Public health officials have begun tackling the misuse and overuse of antibiotics, as the prevalence of superbugs, or bacteria resistant to antibiotics, reaches alarming levels worldwide.
A panel of experts under the Health, Labor and Welfare Ministry on Monday adopted draft guidelines on when doctors should refrain from using antibiotics. These guidelines, soon to be finalized and distributed to clinics and hospitals across the nation, explicitly discourage prescribing antibiotics to treat common colds or acute diarrhea.
For years, doctors have dispensed antibiotics for minor ailments, such as a sore throat or fever, even though the drugs, which are meant to kill or inhibit the growth of bacteria in the body, have little effect on colds or other viral illnesses.
Overuse and misuse of antibiotics and other antimicrobial drugs in medicine and agriculture has led to the emergence of powerful drug-resistant pathogens.
Common infections, such as pneumonia, gonorrhea and postoperative infections are becoming harder to treat as a result of antimicrobial resistance, experts say.
Drug-resistant superbugs cause about 700,000 deaths each year worldwide, according to the Organisation for Economic Co-operation and Development. If no measures are taken, superbugs could kill 10 million people by 2050, according to a 2014 report commissioned by the British government. That would surpass the 8.2 million cancer-related deaths recorded globally in 2012.

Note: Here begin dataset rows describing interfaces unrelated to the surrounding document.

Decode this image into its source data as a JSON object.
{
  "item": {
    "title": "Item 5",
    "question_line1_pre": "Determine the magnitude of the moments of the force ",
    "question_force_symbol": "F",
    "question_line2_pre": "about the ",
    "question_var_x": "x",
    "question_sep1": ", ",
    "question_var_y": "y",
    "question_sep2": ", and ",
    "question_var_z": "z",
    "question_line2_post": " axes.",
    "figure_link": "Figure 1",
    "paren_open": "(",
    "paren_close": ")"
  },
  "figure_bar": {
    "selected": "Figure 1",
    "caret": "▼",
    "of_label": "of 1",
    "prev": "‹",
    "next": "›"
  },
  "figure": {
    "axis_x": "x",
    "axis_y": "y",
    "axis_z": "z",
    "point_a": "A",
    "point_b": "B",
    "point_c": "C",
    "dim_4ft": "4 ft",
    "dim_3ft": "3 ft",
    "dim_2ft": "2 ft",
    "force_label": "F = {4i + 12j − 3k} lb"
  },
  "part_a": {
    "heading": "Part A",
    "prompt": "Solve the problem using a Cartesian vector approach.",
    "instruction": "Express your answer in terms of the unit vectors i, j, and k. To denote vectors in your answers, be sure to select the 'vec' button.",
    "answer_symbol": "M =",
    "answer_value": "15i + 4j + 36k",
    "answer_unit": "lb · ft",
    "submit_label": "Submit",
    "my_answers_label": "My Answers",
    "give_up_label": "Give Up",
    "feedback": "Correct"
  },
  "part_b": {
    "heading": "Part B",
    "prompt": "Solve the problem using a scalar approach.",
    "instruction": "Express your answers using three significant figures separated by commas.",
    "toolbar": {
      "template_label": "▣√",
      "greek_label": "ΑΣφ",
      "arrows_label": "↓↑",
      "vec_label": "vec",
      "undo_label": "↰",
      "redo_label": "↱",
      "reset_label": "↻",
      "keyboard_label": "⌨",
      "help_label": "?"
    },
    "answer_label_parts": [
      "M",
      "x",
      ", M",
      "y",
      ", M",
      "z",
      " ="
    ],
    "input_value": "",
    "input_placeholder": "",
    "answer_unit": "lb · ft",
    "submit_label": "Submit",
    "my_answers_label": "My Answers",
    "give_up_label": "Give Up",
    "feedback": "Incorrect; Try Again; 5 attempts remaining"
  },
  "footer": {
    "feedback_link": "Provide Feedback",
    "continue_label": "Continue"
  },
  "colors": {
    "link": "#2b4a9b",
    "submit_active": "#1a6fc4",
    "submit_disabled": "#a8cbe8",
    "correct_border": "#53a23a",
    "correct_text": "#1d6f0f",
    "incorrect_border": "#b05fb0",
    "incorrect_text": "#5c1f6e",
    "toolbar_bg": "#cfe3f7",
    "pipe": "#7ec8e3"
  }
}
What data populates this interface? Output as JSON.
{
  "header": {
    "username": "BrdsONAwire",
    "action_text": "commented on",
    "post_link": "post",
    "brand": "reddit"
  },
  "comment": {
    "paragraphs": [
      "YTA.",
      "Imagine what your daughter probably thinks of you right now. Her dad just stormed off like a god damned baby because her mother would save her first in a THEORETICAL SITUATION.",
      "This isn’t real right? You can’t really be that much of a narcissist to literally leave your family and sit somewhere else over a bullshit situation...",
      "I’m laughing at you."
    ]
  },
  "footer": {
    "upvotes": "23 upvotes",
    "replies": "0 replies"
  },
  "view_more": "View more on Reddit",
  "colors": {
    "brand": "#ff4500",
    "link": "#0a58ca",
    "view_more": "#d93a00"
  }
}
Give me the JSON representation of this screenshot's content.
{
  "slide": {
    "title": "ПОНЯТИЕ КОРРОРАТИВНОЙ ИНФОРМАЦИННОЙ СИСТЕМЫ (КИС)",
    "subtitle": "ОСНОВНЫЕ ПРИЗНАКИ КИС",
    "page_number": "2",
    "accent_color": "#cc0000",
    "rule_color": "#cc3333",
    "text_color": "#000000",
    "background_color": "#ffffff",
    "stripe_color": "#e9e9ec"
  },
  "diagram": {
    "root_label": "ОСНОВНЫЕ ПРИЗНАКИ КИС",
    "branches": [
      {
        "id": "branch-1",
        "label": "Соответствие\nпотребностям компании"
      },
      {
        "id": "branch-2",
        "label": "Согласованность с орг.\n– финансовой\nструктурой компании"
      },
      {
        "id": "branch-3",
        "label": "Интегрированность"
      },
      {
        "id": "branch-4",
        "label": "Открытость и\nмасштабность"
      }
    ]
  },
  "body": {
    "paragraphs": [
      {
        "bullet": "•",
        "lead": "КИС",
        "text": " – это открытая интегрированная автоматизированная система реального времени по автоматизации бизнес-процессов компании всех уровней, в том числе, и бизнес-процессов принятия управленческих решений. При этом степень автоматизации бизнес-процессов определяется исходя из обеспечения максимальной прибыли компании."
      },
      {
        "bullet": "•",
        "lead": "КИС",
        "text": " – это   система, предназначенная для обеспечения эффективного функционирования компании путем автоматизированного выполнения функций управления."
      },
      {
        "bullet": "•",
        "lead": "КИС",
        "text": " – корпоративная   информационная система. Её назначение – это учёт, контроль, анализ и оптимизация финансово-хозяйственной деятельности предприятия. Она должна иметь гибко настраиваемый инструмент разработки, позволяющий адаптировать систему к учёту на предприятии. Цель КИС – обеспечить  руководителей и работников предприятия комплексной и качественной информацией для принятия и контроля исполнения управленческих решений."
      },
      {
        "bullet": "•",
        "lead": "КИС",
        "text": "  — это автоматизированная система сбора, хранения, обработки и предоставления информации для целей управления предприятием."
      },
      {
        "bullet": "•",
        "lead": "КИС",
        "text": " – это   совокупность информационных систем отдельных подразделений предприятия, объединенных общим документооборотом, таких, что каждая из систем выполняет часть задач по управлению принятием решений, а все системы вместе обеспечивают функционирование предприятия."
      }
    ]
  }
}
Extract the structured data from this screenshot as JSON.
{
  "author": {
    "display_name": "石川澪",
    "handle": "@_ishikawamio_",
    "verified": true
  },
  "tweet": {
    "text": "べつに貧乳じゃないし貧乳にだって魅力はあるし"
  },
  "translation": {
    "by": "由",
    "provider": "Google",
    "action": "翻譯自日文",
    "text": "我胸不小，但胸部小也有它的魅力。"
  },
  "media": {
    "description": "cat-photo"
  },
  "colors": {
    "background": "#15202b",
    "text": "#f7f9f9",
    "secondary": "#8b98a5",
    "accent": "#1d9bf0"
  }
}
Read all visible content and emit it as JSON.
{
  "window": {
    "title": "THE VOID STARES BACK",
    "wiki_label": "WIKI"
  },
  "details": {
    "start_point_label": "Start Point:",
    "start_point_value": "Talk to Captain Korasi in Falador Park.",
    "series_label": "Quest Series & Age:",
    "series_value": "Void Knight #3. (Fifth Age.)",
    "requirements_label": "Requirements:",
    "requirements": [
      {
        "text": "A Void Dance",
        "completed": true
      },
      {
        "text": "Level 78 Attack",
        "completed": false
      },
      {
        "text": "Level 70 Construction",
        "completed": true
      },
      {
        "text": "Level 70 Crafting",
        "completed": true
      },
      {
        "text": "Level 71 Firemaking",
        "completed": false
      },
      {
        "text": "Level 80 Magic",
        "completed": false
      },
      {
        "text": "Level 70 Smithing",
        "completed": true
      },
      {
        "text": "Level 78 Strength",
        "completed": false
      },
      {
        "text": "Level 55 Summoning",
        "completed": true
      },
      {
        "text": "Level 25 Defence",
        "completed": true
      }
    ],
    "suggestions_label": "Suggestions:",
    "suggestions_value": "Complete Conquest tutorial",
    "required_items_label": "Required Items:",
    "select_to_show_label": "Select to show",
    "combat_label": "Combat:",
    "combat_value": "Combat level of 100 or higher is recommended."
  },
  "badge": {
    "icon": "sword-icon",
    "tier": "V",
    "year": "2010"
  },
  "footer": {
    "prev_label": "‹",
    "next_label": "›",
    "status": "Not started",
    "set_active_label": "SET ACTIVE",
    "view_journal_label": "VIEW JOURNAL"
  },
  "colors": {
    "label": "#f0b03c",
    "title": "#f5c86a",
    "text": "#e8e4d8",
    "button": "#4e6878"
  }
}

The ministry move comes as Japan faces pressure to follow through with its international commitment to reduce antibiotic use by 2020. In 2015, the World Health Assembly issued a global action plan to address antimicrobial resistance, urging member states to commit to national versions of the program by 2017.
Japan’s government adopted the National Action Plan on Antimicrobial Resistance in April last year, setting measurable targets to curb domestic consumption of antibiotics, including cutting total usage by 33 percent by 2020 from 2013 levels.
In 2013, the country’s human antibiotic use came in at 15.8 defined daily doses (DDD) per 1,000 patients per day, a statistical measure that means 15.8 out of 1,000 people were prescribed antibiotics on any given day.
Japan’s overall figure is relatively low compared with usage in other developed countries, such as France, Italy and Spain, where DDD logged in at 20 or higher in 2013. But the consumption of particular classes of oral antibiotics that are effective against a wide range of bacteria has been extremely high in Japan.
According to a 2016 report funded by the health ministry, domestic use of cephalosporins, quinolones and macrolides in 2013 — tallying respectively at 4.59, 2.79 and 4.88 DDD per 1,000 people per day, — was more than twice as high as many European countries.
The government aims to halve the consumption of these three classes of antibiotics from 2013 levels by 2020.
The new guidelines are geared toward primary care physicians treating outpatients with no major illnesses. The rules will discourage doctors from dispensing antibiotics to treat mild sinus infections, a sore throat or acute bronchitis. Other misuse of the drugs would include early-stage acute diarrhea, which is typically caused by food poisoning or viral infections.
Proper use of the antibacterial drugs may include treatment for an acute sore throat caused by Group A Strep, and for suspected whooping cough or 100-day cough, a highly contagious bacterial disease, according to the guidelines.
The new policy is expected to have a widespread impact on medical practices, but patients may fear that withholding antibiotics could compromise their health.
To address this concern, the guidelines offer examples of how physicians should explain the use and nonuse of the medicines.
For example, to patients seeking medication for a cold, doctors should refrain from prescribing antibiotics, recommend plenty of rest and explain that the symptoms should subside in seven to 10 days. Physicians should also inform patients that early symptoms of serious diseases may resemble colds and patients should come back if their condition persists or worsens after more than three days.
Dr. Yosuke Aoki, an infectious diseases expert at Saga University who was called in as an expert observer at Monday’s meeting, told the panel that the detailed examples of doctor-patient communication will be useful for physicians on the front line.
“The guidelines’ major task is to let doctors thoroughly explain to patients that the unnecessary use of antibiotics can only do harm and no good,” he said. “So it’s good that they contain advice on how to communicate that message to the patients.”
Some members of the panel, however, pointed out that the guidelines need to be updated in the future, since they do not address what doctors other than primary care physicians should do. Some otolaryngologists have reported that children with middle-ear infections are becoming harder to treat due to the spread of drug-resistant bacteria.